Exact repetition of the whole listing is what this exercise asks for.

■ ■ ■ ■

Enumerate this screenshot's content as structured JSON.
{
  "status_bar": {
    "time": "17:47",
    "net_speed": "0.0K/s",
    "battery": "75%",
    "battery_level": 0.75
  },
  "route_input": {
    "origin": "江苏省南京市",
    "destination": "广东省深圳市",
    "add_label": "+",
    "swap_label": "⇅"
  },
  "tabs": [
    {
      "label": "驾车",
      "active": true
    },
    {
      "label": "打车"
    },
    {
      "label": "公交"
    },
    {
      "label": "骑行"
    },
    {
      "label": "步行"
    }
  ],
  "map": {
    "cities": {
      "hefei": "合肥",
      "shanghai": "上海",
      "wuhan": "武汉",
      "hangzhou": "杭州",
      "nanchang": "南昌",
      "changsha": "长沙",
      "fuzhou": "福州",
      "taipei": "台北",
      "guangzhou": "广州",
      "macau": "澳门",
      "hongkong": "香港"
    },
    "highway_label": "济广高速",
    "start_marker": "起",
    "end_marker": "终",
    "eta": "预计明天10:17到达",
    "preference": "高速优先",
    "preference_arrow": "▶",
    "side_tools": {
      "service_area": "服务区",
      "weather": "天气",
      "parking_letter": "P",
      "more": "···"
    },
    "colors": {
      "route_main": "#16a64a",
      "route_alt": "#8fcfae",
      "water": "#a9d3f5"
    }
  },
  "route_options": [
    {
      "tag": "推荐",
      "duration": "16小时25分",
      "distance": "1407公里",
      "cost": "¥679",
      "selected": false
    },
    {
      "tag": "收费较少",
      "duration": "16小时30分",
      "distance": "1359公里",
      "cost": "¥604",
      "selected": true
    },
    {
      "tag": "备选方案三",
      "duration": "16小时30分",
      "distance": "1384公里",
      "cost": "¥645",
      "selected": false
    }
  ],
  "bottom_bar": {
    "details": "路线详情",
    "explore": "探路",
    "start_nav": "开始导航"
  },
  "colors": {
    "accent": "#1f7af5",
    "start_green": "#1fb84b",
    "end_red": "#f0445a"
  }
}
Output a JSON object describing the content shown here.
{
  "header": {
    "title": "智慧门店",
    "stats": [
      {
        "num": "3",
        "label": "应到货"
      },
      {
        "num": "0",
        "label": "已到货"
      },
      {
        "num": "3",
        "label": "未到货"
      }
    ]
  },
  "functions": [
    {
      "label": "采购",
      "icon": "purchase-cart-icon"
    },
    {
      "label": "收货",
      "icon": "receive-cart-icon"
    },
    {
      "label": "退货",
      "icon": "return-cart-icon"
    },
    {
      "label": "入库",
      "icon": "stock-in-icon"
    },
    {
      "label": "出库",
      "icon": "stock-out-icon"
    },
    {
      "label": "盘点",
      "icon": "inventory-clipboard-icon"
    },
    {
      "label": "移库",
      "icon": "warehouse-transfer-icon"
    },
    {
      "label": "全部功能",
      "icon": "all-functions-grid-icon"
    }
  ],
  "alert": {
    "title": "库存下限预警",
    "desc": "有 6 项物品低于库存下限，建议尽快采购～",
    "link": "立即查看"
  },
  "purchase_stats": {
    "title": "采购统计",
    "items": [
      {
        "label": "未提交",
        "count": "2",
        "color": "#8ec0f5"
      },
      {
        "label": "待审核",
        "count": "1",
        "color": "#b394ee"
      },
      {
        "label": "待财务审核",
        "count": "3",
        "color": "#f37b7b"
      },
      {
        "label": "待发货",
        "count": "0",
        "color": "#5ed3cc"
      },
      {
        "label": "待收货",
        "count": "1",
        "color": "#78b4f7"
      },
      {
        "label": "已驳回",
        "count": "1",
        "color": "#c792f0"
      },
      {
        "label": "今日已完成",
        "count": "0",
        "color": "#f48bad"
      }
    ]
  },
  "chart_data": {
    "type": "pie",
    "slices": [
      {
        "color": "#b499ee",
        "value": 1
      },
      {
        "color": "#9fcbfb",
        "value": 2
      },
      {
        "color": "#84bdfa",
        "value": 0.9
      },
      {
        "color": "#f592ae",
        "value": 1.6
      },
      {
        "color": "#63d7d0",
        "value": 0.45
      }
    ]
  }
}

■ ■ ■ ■

> **TASK OUTPUT**
Enumerate this screenshot's content as structured JSON.
{
  "status_bar": {
    "time": "17:47",
    "net_speed": "0.0K/s",
    "battery": "75%",
    "battery_level": 0.75
  },
  "route_input": {
    "origin": "江苏省南京市",
    "destination": "广东省深圳市",
    "add_label": "+",
    "swap_label": "⇅"
  },
  "tabs": [
    {
      "label": "驾车",
      "active": true
    },
    {
      "label": "打车"
    },
    {
      "label": "公交"
    },
    {
      "label": "骑行"
    },
    {
      "label": "步行"
    }
  ],
  "map": {
    "cities": {
      "hefei": "合肥",
      "shanghai": "上海",
      "wuhan": "武汉",
      "hangzhou": "杭州",
      "nanchang": "南昌",
      "changsha": "长沙",
      "fuzhou": "福州",
      "taipei": "台北",
      "guangzhou": "广州",
      "macau": "澳门",
      "hongkong": "香港"
    },
    "highway_label": "济广高速",
    "start_marker": "起",
    "end_marker": "终",
    "eta": "预计明天10:17到达",
    "preference": "高速优先",
    "preference_arrow": "▶",
    "side_tools": {
      "service_area": "服务区",
      "weather": "天气",
      "parking_letter": "P",
      "more": "···"
    },
    "colors": {
      "route_main": "#16a64a",
      "route_alt": "#8fcfae",
      "water": "#a9d3f5"
    }
  },
  "route_options": [
    {
      "tag": "推荐",
      "duration": "16小时25分",
      "distance": "1407公里",
      "cost": "¥679",
      "selected": false
    },
    {
      "tag": "收费较少",
      "duration": "16小时30分",
      "distance": "1359公里",
      "cost": "¥604",
      "selected": true
    },
    {
      "tag": "备选方案三",
      "duration": "16小时30分",
      "distance": "1384公里",
      "cost": "¥645",
      "selected": false
    }
  ],
  "bottom_bar": {
    "details": "路线详情",
    "explore": "探路",
    "start_nav": "开始导航"
  },
  "colors": {
    "accent": "#1f7af5",
    "start_green": "#1fb84b",
    "end_red": "#f0445a"
  }
}
Output a JSON object describing the content shown here.
{
  "header": {
    "title": "智慧门店",
    "stats": [
      {
        "num": "3",
        "label": "应到货"
      },
      {
        "num": "0",
        "label": "已到货"
      },
      {
        "num": "3",
        "label": "未到货"
      }
    ]
  },
  "functions": [
    {
      "label": "采购",
      "icon": "purchase-cart-icon"
    },
    {
      "label": "收货",
      "icon": "receive-cart-icon"
    },
    {
      "label": "退货",
      "icon": "return-cart-icon"
    },
    {
      "label": "入库",
      "icon": "stock-in-icon"
    },
    {
      "label": "出库",
      "icon": "stock-out-icon"
    },
    {
      "label": "盘点",
      "icon": "inventory-clipboard-icon"
    },
    {
      "label": "移库",
      "icon": "warehouse-transfer-icon"
    },
    {
      "label": "全部功能",
      "icon": "all-functions-grid-icon"
    }
  ],
  "alert": {
    "title": "库存下限预警",
    "desc": "有 6 项物品低于库存下限，建议尽快采购～",
    "link": "立即查看"
  },
  "purchase_stats": {
    "title": "采购统计",
    "items": [
      {
        "label": "未提交",
        "count": "2",
        "color": "#8ec0f5"
      },
      {
        "label": "待审核",
        "count": "1",
        "color": "#b394ee"
      },
      {
        "label": "待财务审核",
        "count": "3",
        "color": "#f37b7b"
      },
      {
        "label": "待发货",
        "count": "0",
        "color": "#5ed3cc"
      },
      {
        "label": "待收货",
        "count": "1",
        "color": "#78b4f7"
      },
      {
        "label": "已驳回",
        "count": "1",
        "color": "#c792f0"
      },
      {
        "label": "今日已完成",
        "count": "0",
        "color": "#f48bad"
      }
    ]
  },
  "chart_data": {
    "type": "pie",
    "slices": [
      {
        "color": "#b499ee",
        "value": 1
      },
      {
        "color": "#9fcbfb",
        "value": 2
      },
      {
        "color": "#84bdfa",
        "value": 0.9
      },
      {
        "color": "#f592ae",
        "value": 1.6
      },
      {
        "color": "#63d7d0",
        "value": 0.45
      }
    ]
  }
}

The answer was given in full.